When you own the railroad you can control what goes on it. If you get greedy, there’s nobody to stop you. They haven’t a choice.
Amazon is doing a bit of its own railroading these days, being a bully to book publisher Hachette because of a contract dispute. Amazon is taking down pre-order buttons for Hachette titles on its site, raised prices on the publisher’s offerings, and even changed page design to feature other titles that compete with Hachette. It’s not nice, but it’s certainly possible when you own the railroad.
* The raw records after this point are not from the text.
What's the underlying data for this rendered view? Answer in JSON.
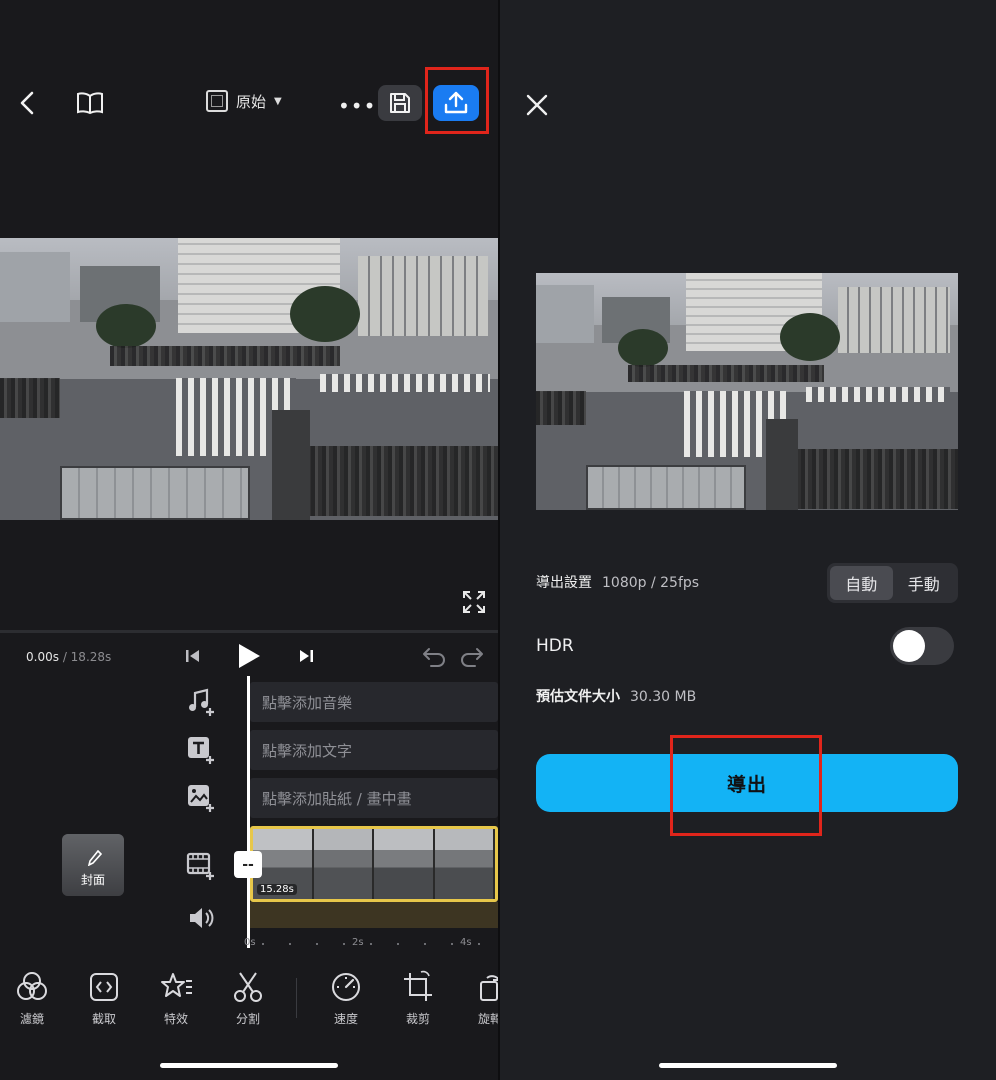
{
  "left": {
    "topbar": {
      "back_icon": "chevron-left-icon",
      "book_icon": "book-icon",
      "ratio_label": "原始",
      "more_icon": "more-horizontal-icon",
      "save_icon": "save-disk-icon",
      "export_icon": "upload-icon"
    },
    "timeline": {
      "current_time": "0.00s",
      "total_time": "/ 18.28s",
      "tracks": {
        "music": "點擊添加音樂",
        "text": "點擊添加文字",
        "sticker": "點擊添加貼紙 / 畫中畫"
      },
      "clip_length": "15.28s",
      "split_handle": "--",
      "ruler_ticks": [
        "0s",
        "2s",
        "4s"
      ],
      "cover_label": "封面"
    },
    "toolbar": [
      {
        "label": "濾鏡",
        "icon": "filter-circles-icon"
      },
      {
        "label": "截取",
        "icon": "trim-icon"
      },
      {
        "label": "特效",
        "icon": "star-effects-icon"
      },
      {
        "label": "分割",
        "icon": "scissors-icon"
      },
      {
        "label": "速度",
        "icon": "speedometer-icon"
      },
      {
        "label": "裁剪",
        "icon": "crop-icon"
      },
      {
        "label": "旋轉",
        "icon": "rotate-icon"
      }
    ]
  },
  "right": {
    "close_icon": "close-icon",
    "settings_label": "導出設置",
    "settings_value": "1080p / 25fps",
    "mode_options": [
      "自動",
      "手動"
    ],
    "mode_selected": "自動",
    "hdr_label": "HDR",
    "hdr_enabled": false,
    "size_label": "預估文件大小",
    "size_value": "30.30 MB",
    "export_label": "導出"
  },
  "colors": {
    "accent_blue": "#1a7cf2",
    "export_cyan": "#13b3f5",
    "highlight_red": "#e0251b",
    "clip_border": "#e7c74a"
  }
}
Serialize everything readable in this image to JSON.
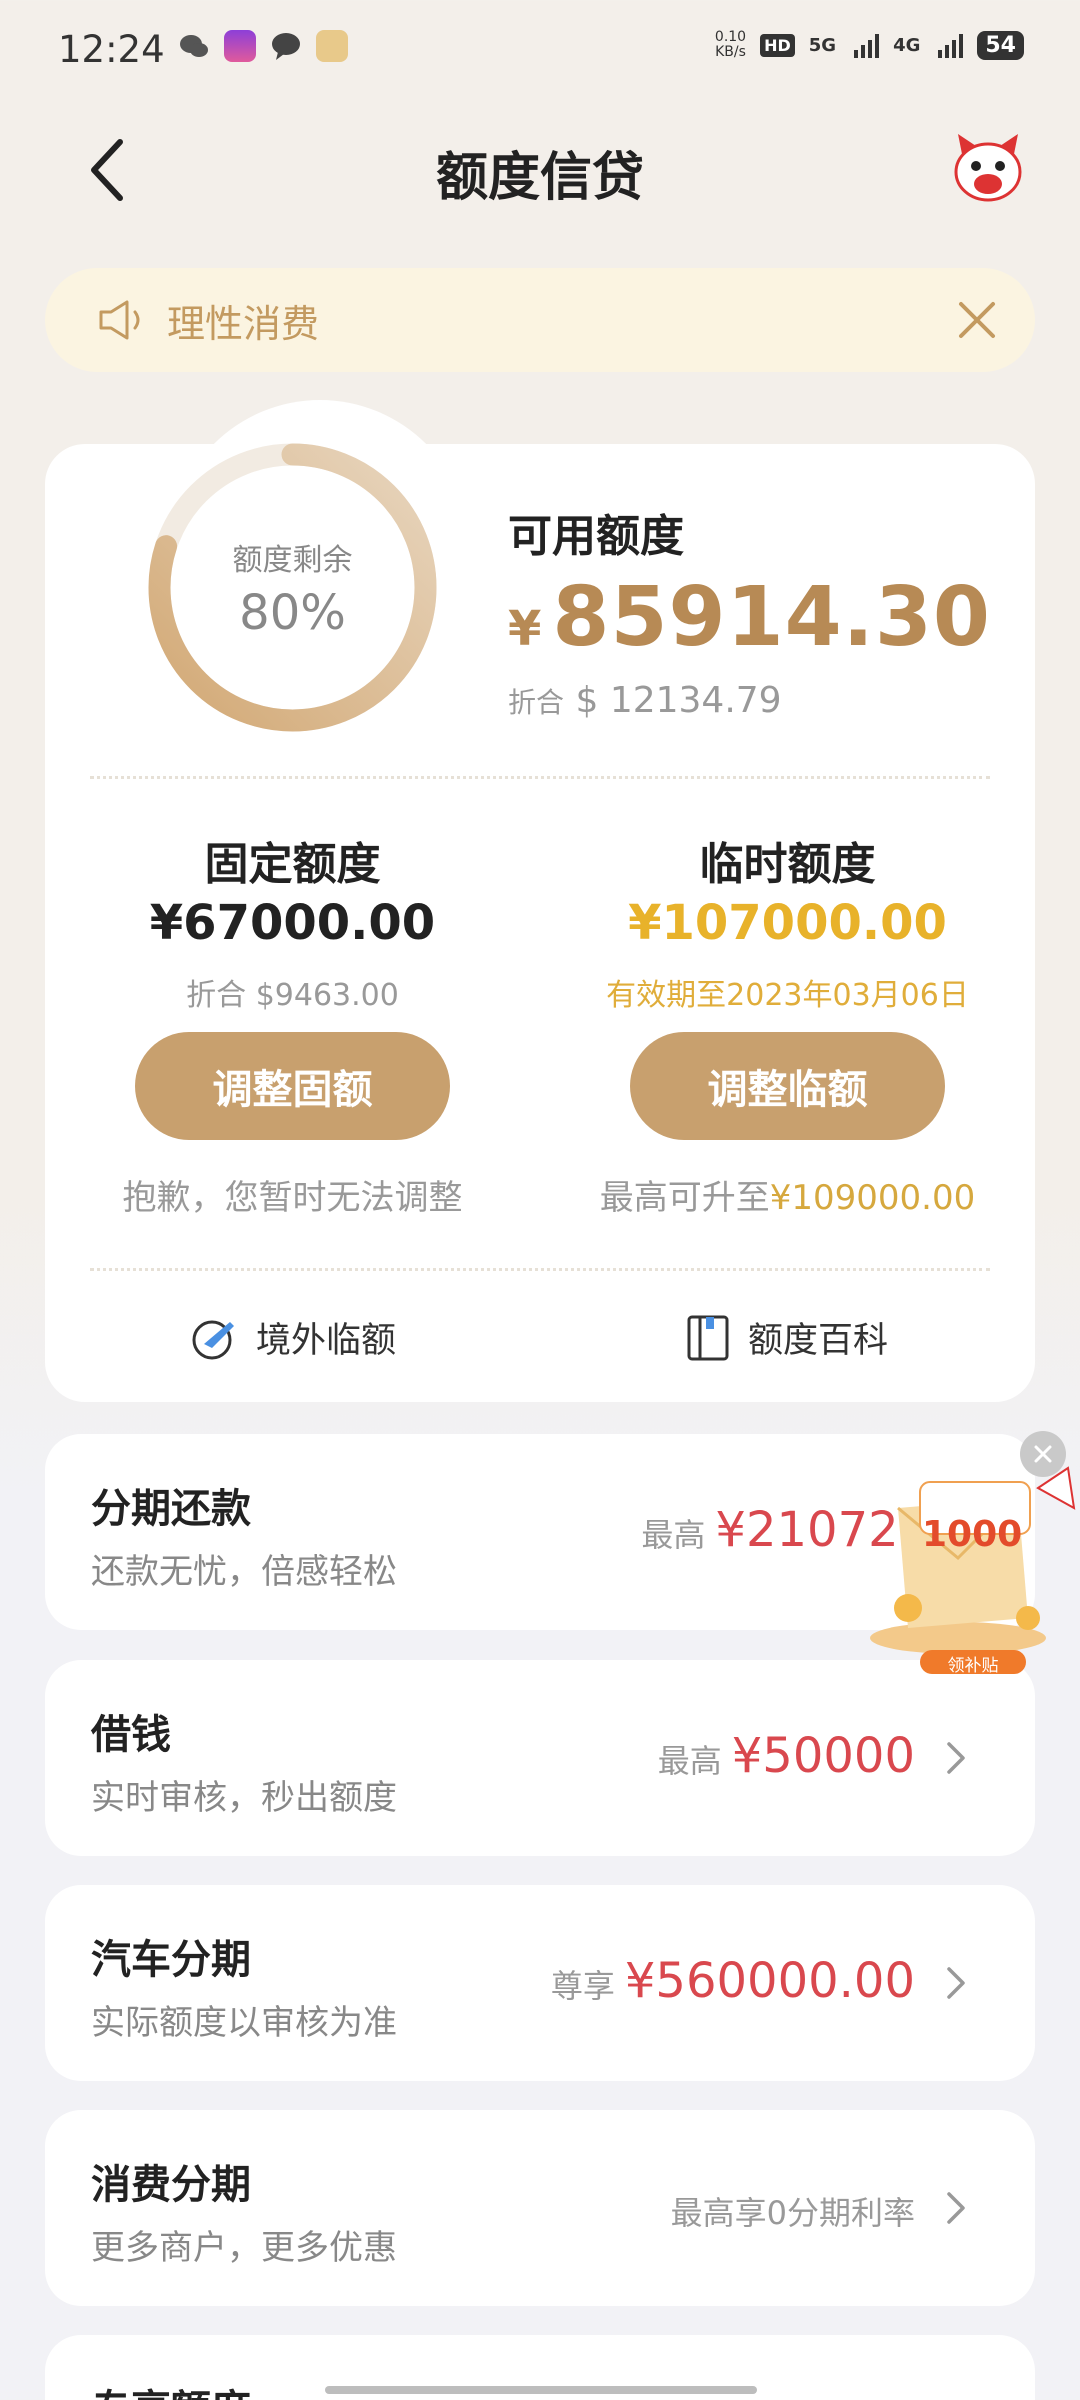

The argument for and against Amazon has gone back and forth. Amazon is killing the independent bookstore. Amazon is making reading more popular and more affordable. I have tended to go for the positive view of Amazon, because I like to read, and I see how easy the company has made it to get more books. Now we’re into a new stage of the game, and it’s not a family-friendly round of Monopoly. This is the kind of game aimed at putting competitors out of business, pushing smaller companies around, and getting your way even if it means people will see who you really are. I’ve read about Jeff Bezos and what a not-nice guy he is. Visionary, but brutal. Now, with his moves against Hachette, I have a sense sense of the way he wants to play. He’s a monopolist. He’s part of a larger movement online, because the railroad baron attitude is coming back.
Have you heard it stated that there can be only one Facebook? Only one Twitter? Only one Dropbox? Only one Evernote?
A competitor to Evernote called Springpad has been fun to use because it permits me a little more creative control than Evernote. It’s shutting down next month due to lack of cash. (It was free.) Sure, there’s a problem with providing an app for free, and there’s a problem with profitless startups. By the way, Amazon also does not turn a profit. That’s right – lots of money comes in, and Jeff Bezos has enough personal wealth to buy the Washington Post. But, as the expression goes, it’s a great company but a lousy business.
Amazon has the muscle tell other companies what to do, just as Time-Warner and Comcast are trying to tell us how fast the Internet will be. These monopolists are willing to exercise power and in the process show us what they really stand for. Maybe that’s the upside.